##### Information shown #####

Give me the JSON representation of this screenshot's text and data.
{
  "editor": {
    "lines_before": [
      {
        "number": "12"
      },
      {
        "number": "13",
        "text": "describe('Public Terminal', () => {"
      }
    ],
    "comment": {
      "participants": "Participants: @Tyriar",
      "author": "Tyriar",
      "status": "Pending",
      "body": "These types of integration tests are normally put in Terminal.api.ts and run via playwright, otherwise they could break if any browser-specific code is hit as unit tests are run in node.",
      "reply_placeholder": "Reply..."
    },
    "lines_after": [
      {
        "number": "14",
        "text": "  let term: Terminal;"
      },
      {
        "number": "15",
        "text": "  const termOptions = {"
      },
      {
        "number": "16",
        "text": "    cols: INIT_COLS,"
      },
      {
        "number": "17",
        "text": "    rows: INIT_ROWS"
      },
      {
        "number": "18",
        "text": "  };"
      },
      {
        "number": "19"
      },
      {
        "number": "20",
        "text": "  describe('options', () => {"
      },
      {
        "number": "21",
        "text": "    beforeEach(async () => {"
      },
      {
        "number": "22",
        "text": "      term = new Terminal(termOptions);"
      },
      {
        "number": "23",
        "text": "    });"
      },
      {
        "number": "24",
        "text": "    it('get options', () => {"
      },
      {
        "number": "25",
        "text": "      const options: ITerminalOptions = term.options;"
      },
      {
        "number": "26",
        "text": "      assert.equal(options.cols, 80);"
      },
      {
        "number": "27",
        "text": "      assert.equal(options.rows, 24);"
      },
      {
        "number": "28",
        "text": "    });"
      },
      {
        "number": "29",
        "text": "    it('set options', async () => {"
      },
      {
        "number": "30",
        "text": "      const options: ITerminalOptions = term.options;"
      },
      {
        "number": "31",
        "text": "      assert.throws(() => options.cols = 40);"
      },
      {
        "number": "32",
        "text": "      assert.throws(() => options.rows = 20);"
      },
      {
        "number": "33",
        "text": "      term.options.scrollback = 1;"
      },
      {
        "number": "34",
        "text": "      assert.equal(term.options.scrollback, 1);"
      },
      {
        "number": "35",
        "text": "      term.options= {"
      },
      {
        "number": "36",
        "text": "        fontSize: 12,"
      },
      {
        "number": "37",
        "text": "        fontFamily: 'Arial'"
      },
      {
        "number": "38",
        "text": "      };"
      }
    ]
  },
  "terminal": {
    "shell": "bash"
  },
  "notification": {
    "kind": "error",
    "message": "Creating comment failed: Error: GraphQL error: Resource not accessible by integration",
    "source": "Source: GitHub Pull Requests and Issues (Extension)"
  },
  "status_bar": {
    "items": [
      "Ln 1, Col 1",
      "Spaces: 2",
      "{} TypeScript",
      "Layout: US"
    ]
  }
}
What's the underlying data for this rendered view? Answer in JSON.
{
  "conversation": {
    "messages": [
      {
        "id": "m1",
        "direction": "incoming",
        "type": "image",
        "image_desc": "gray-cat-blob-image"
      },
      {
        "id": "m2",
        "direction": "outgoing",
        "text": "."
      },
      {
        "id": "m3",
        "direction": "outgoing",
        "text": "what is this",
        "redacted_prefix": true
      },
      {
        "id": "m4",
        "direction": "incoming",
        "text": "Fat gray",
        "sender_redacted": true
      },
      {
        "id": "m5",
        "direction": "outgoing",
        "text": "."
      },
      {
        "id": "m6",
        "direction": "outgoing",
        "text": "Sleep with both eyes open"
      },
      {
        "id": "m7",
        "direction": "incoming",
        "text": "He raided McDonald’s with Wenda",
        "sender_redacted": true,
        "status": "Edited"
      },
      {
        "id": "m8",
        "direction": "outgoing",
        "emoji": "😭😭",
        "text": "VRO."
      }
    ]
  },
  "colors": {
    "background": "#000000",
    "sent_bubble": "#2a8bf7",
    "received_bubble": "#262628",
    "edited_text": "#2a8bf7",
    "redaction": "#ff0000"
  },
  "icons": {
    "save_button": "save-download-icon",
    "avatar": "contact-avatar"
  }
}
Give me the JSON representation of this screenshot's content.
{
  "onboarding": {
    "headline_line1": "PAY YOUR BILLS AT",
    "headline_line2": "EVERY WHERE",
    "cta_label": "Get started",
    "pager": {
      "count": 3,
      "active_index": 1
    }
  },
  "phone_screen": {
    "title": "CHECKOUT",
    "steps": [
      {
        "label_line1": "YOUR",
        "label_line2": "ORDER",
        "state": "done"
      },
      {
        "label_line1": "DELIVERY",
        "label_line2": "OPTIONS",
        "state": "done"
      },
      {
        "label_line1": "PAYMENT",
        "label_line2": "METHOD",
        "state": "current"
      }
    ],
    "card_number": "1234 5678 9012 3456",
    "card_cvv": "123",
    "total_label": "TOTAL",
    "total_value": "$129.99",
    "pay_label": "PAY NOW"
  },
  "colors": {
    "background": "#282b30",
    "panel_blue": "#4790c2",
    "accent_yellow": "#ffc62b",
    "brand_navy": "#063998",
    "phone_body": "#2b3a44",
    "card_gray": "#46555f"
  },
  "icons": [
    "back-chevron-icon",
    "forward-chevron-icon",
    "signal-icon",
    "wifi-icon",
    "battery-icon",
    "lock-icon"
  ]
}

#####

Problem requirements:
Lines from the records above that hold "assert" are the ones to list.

Answer to the exercise:
        "text": "      assert.equal(options.cols, 80);"
        "text": "      assert.equal(options.rows, 24);"
        "text": "      assert.throws(() => options.cols = 40);"
        "text": "      assert.throws(() => options.rows = 20);"
        "text": "      assert.equal(term.options.scrollback, 1);"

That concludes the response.